|1988||Discovered malignant growth on left shoulder|
|1988||Cancerous tumor removed in operation, October 7|
|1989||Returns to baseball, August 10|
|1989||Pitching arm breaks in second comeback game|
|1989||Ends baseball career|
|1990||Becomes a motivational speaker and author|
|1991||Left arm and shoulder amputated|
|1991||Founds Outreach of Hope Ministries|
Awards and Accomplishments
|1978||Graduated Youngstown State University|
|1984||Pitched in National League playoffs and World Series|
|1987||Tied the record for fewest hits given up in a playoff game|
|1989||Won Willie McCovey Award|
|1990||Won American Cancer Society's Courage Award|
|1991||"Dave Dravecky Day" at Candlestick Park, San Francisco|
|1998||Threw out first pitch for Giants game versus Montreal Expos|
|1998||Given Lou Gehrig Ironman Award|
|1999||Named to Giants' Team of the Decade for 1980s.|
(With C. W. Neal) The Worth of a Man. Zondervan, 1996.
Contemporary Heroes and Heroines, Book III. Detroit: Gale, 1998.
Dravecky, Dave. Comeback. Grand Rapids, MI: Zondervan, 1990.
Dravecky, Dave. Dave Dravecky. Grand Rapids, MI: Zondervan, 1992.
Dravecky, Dave. When You Can't Come Back: A Story of Courage and Grace. Grand Rapids, MI: Zondervan, 1992.
Dravecky, Dave, and C. W. Neal The Worth of a Man. Zondervan, 1996.
Gire, Judy. A Boy and His Baseball: The Dave Dravecky Story. Grand Rapids, MI: Zondervan, 1992.
Newsmakers. Detroit: Gale, 1992.
Jaffe, Michael. "Recovering." Sports Illustrated. (July 1, 1991): 11.
Los Angeles Times. (August 11, 1989).
McNeil, Liz. "After a Courageous Comeback, a Star Pitcher Breaks His Arm but Keeps His Faith Intact." People (September 11, 1989): 69.
Nack, William. "'Let's Make the Best of It.'" Sports Illustrated. (July 22, 1991): 34.
Neff, Craig. "A Broken Comeback." Sports Illustrated. (August 28, 1989).
Neff, Craig. "Armed with a Miracle." Sports Illustrated. (August 21, 1989): 18.
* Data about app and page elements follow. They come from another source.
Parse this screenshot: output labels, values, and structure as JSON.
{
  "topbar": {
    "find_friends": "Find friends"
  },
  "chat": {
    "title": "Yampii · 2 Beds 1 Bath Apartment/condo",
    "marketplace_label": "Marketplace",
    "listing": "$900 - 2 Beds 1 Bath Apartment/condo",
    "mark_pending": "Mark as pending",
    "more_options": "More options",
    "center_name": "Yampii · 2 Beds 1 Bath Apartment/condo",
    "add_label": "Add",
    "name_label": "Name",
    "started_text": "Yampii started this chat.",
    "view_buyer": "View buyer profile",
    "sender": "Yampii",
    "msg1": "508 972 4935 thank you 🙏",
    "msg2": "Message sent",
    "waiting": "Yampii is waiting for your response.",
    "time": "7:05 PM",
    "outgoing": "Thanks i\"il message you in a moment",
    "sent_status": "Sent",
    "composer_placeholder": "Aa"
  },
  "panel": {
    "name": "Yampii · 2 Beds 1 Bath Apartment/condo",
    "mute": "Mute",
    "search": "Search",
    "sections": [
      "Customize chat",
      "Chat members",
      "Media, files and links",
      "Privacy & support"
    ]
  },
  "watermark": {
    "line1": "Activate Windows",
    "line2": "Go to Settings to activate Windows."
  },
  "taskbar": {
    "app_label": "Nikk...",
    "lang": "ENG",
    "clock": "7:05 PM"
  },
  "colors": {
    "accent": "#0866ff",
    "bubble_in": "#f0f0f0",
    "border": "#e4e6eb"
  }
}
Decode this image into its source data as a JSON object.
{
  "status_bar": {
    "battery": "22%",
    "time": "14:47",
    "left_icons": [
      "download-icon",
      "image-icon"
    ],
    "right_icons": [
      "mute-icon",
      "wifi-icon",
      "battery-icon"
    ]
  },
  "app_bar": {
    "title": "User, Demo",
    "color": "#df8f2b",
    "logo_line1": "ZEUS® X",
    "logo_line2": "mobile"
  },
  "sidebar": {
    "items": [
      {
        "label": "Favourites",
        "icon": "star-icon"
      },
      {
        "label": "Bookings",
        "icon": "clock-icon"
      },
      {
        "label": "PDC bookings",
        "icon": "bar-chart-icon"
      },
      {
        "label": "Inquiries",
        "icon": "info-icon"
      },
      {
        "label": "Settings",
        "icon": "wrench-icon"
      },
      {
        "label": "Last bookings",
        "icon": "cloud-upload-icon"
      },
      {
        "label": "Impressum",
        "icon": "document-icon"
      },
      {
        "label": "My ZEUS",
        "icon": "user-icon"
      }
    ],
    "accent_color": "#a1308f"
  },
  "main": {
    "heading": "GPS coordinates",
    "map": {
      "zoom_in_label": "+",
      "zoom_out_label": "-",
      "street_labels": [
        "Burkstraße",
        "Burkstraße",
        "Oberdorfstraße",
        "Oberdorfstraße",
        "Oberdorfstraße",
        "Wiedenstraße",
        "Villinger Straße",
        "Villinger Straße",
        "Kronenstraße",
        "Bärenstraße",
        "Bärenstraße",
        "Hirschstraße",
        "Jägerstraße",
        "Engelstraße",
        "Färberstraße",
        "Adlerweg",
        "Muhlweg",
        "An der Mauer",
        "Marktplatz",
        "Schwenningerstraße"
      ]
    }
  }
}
San Francisco Herald. (August 17, 1989).
Zoller, Harriet. "Pitcher Dave Dravecky Captures Courage Award." Cancer News. (Summer, 1990): 4.
Sketch by Susan Salter
"Dravecky, Dave." Notable Sports Figures. . Encyclopedia.com. (September 23, 2017). http://www.encyclopedia.com/sports/encyclopedias-almanacs-transcripts-and-maps/dravecky-dave
"Dravecky, Dave." Notable Sports Figures. . Retrieved September 23, 2017 from Encyclopedia.com: http://www.encyclopedia.com/sports/encyclopedias-almanacs-transcripts-and-maps/dravecky-dave
Encyclopedia.com gives you the ability to cite reference entries and articles according to common styles from the Modern Language Association (MLA), The Chicago Manual of Style, and the American Psychological Association (APA).
Within the “Cite this article” tool, pick a style to see how all available information looks when formatted according to that style. Then, copy and paste the text into your bibliography or works cited list.
Because each style has its own formatting nuances that evolve over time and not all information is available for every reference entry or article, Encyclopedia.com cannot guarantee each citation it generates. Therefore, it’s best to use Encyclopedia.com citations as a starting point before checking the style against your school or publication’s requirements and the most-recent information available at these sites:
Modern Language Association
The Chicago Manual of Style
American Psychological Association
- Most online reference entries and articles do not have page numbers. Therefore, that information is unavailable for most Encyclopedia.com content. However, the date of retrieval is often important. Refer to each style’s convention regarding the best way to format page numbers and retrieval dates.
- In addition to the MLA, Chicago, and APA styles, your school, university, publication, or institution may have its own requirements for citations. Therefore, be sure to refer to those guidelines when editing your bibliography or works cited list.